SOURCE DATA:
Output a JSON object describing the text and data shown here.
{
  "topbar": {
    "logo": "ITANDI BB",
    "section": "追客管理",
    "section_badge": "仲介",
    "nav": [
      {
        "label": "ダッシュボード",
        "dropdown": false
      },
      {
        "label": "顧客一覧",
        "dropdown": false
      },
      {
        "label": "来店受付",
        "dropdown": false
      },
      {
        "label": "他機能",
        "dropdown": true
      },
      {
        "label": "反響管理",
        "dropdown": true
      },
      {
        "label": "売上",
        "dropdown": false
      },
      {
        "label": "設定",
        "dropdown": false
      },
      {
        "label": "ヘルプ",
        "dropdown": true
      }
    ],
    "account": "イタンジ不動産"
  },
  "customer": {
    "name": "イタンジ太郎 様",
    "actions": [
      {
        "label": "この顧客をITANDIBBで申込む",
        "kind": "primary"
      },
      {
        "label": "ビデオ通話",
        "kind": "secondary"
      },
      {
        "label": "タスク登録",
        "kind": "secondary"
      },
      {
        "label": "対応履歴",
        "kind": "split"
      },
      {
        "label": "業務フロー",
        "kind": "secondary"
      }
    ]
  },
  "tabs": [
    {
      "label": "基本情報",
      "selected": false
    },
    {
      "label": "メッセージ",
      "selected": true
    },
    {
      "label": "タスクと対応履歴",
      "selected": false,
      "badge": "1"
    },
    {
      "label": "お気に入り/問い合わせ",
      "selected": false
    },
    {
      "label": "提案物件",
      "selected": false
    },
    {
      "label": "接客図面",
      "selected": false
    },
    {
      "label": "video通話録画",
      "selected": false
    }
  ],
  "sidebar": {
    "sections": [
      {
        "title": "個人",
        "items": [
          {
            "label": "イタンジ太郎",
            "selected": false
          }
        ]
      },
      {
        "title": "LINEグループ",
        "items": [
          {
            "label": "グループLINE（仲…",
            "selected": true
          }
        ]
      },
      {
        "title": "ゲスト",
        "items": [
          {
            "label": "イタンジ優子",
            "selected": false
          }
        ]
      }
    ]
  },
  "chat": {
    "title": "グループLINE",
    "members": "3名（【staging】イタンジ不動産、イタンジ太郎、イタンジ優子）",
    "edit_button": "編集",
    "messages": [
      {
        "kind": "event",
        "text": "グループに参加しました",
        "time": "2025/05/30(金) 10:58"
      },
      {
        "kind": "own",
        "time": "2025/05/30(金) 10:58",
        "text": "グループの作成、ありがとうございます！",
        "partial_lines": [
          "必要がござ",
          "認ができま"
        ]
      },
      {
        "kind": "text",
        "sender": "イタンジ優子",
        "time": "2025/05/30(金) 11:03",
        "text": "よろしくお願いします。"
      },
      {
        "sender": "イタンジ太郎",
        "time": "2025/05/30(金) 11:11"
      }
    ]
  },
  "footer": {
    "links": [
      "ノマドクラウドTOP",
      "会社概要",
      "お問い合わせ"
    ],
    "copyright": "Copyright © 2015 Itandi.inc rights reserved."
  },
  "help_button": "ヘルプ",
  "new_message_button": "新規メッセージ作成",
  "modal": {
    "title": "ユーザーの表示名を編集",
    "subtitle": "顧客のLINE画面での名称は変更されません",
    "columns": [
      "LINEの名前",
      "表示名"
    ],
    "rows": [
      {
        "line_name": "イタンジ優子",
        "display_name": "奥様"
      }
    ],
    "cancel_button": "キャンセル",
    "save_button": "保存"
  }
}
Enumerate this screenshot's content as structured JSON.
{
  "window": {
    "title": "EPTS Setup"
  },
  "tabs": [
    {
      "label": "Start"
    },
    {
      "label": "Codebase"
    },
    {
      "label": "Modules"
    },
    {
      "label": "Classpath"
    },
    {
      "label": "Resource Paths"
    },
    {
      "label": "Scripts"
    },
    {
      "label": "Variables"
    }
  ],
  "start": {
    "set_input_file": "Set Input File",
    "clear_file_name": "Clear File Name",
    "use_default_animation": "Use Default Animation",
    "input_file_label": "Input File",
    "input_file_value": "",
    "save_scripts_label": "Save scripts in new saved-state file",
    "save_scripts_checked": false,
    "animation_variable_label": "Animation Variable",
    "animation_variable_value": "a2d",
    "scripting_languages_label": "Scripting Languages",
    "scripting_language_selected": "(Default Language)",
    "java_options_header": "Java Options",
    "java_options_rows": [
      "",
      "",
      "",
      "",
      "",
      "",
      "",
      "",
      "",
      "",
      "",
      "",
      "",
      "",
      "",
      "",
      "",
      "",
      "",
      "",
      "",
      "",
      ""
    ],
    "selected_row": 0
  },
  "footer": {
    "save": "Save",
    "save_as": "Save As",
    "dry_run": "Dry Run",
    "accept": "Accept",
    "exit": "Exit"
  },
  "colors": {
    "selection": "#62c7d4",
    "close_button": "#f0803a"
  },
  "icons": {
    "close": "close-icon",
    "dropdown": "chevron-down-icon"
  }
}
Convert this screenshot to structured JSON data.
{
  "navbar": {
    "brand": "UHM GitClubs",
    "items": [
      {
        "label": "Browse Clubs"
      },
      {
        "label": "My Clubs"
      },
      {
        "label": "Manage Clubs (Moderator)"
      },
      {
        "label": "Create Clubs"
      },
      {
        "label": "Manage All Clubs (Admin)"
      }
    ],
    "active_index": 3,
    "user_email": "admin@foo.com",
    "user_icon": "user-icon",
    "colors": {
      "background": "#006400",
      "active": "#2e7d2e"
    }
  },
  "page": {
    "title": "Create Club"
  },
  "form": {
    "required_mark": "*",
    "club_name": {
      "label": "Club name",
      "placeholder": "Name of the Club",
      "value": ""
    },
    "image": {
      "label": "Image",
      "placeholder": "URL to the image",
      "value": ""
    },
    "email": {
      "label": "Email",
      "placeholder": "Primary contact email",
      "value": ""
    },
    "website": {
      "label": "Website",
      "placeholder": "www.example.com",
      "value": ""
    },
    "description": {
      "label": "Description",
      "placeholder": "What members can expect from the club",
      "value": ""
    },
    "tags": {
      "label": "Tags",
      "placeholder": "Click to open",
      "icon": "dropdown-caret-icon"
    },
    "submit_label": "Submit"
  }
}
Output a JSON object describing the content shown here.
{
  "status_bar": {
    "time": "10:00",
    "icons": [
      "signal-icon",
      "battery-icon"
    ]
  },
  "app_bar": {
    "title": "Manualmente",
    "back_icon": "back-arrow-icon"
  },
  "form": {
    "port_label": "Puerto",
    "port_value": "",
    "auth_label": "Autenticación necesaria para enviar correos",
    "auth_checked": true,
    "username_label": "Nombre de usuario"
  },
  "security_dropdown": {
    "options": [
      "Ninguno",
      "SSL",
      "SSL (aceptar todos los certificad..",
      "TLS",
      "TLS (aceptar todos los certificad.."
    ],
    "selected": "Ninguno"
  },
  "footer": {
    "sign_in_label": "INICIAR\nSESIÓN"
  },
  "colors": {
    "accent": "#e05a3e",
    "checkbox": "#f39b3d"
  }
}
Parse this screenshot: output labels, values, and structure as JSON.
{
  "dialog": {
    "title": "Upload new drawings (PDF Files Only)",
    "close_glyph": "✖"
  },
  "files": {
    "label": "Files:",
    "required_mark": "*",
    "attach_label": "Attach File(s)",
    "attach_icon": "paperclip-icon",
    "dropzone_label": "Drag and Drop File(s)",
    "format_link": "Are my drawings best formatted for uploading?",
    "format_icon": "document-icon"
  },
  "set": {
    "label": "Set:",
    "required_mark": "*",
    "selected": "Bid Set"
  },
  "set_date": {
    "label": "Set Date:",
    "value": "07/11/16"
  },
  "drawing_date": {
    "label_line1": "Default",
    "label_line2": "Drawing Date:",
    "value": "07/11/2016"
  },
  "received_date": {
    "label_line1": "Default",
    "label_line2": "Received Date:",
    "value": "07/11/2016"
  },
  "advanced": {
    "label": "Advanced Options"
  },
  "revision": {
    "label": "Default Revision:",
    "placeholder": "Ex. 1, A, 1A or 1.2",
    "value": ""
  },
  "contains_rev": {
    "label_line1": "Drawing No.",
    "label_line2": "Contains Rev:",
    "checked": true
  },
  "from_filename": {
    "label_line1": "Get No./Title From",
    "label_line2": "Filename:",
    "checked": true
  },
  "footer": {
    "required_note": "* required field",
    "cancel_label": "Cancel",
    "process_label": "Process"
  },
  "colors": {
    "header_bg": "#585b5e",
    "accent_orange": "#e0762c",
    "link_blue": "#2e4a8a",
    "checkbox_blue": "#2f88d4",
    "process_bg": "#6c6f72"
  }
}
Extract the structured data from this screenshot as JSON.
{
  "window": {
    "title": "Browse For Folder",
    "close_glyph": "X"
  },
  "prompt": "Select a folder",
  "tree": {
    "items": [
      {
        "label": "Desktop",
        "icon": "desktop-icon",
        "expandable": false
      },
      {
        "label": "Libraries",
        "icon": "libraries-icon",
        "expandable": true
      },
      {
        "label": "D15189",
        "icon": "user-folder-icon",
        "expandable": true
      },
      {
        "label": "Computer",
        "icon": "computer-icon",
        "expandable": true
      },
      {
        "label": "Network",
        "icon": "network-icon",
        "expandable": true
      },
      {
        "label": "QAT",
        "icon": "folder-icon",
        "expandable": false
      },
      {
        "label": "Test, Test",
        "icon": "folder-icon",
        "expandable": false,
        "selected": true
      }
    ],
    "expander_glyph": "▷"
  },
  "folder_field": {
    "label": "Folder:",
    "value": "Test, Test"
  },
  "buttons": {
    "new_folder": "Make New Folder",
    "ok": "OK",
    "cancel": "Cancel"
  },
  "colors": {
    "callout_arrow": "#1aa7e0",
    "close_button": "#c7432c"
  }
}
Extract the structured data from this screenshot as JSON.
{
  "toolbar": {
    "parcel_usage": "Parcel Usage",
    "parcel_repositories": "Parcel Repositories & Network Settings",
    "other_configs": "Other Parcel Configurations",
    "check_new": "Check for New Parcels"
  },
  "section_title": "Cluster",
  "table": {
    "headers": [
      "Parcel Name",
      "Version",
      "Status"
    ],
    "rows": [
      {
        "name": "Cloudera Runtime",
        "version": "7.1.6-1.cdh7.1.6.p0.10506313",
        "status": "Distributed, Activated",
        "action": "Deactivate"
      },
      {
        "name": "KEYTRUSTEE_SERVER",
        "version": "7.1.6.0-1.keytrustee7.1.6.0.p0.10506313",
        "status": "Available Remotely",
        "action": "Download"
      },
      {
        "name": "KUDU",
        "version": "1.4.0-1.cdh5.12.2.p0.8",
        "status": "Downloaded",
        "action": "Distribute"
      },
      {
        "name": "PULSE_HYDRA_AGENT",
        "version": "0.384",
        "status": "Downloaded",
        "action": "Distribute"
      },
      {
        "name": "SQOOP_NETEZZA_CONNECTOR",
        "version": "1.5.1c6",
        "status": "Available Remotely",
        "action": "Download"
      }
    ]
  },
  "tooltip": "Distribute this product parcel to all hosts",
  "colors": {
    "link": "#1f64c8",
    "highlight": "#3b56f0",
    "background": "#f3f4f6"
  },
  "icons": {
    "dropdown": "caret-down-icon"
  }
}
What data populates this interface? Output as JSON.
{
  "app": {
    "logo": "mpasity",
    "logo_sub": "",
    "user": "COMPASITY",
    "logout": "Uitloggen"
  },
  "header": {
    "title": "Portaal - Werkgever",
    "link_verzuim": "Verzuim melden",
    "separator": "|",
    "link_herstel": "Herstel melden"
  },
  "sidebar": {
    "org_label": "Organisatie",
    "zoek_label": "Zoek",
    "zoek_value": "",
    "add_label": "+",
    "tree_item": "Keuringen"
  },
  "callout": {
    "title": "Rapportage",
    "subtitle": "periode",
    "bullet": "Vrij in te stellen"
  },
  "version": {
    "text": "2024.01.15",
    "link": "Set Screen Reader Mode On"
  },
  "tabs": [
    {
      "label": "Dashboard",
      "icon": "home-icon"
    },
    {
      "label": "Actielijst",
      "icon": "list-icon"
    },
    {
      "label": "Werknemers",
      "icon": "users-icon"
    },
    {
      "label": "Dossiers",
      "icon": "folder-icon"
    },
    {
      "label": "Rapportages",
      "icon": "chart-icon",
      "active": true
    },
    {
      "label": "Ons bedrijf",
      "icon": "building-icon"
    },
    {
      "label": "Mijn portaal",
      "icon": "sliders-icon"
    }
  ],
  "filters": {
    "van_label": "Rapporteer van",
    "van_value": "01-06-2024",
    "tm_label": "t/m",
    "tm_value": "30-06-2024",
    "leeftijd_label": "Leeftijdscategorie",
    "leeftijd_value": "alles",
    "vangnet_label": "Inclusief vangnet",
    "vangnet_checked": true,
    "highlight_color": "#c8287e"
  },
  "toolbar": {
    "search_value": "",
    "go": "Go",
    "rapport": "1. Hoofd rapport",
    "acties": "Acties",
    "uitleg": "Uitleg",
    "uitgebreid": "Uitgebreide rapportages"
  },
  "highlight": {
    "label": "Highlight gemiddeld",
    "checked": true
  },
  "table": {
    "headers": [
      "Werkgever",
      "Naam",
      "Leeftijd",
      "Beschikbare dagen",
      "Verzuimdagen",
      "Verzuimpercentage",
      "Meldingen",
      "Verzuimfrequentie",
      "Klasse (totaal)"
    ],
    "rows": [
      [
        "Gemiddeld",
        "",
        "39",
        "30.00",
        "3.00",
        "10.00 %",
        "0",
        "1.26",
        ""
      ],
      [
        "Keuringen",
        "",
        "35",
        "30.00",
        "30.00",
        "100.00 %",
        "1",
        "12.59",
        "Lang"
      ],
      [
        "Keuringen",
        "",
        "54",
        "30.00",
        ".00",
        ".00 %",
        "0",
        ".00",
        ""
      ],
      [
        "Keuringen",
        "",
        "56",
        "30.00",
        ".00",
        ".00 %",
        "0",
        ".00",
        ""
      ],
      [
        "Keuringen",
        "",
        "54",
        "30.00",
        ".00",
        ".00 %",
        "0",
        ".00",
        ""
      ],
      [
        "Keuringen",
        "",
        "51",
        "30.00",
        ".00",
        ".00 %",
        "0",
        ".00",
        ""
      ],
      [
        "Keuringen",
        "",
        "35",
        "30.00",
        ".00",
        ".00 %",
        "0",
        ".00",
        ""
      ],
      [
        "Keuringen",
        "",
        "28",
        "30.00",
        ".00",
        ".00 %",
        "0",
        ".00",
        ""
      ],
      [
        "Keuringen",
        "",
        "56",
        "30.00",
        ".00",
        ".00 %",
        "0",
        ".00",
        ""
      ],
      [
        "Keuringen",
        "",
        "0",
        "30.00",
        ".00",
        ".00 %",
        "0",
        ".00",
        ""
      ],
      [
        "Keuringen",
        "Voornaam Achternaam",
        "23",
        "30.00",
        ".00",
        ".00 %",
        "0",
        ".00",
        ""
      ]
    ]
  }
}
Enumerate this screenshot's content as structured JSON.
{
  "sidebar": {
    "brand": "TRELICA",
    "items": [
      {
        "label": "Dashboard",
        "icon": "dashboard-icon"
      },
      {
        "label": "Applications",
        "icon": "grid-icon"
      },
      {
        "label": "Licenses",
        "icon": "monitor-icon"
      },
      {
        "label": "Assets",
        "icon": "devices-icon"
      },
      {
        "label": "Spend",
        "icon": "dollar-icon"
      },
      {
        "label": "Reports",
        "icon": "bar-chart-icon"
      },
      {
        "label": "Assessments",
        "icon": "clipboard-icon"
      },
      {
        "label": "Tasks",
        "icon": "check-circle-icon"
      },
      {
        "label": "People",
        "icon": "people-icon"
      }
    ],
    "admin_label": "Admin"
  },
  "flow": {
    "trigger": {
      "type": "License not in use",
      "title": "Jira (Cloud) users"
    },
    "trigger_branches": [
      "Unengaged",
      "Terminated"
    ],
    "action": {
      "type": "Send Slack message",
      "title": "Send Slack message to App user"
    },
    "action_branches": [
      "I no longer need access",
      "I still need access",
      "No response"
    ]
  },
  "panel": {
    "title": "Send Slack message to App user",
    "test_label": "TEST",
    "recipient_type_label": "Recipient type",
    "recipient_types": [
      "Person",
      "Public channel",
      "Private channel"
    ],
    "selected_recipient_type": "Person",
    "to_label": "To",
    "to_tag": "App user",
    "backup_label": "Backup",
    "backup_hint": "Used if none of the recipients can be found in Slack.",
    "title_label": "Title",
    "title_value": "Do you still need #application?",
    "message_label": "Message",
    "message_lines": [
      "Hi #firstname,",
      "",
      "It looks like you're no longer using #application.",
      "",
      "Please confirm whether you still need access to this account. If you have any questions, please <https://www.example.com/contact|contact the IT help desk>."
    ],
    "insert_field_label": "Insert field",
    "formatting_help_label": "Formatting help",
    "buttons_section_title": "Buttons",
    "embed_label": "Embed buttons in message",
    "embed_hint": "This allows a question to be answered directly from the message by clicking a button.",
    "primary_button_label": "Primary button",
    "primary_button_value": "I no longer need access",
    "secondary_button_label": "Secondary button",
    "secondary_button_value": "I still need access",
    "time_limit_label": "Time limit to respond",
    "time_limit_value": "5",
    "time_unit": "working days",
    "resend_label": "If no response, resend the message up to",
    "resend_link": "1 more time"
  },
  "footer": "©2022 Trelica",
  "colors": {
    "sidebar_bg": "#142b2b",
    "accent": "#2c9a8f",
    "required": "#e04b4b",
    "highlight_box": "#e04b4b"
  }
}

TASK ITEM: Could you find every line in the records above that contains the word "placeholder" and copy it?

ANSWER FOR THIS EXERCISE:
      "placeholder": "Name of the Club",
      "placeholder": "URL to the image",
      "placeholder": "Primary contact email",
      "placeholder": "www.example.com",
      "placeholder": "What members can expect from the club",
      "placeholder": "Click to open",
    "placeholder": "Ex. 1, A, 1A or 1.2",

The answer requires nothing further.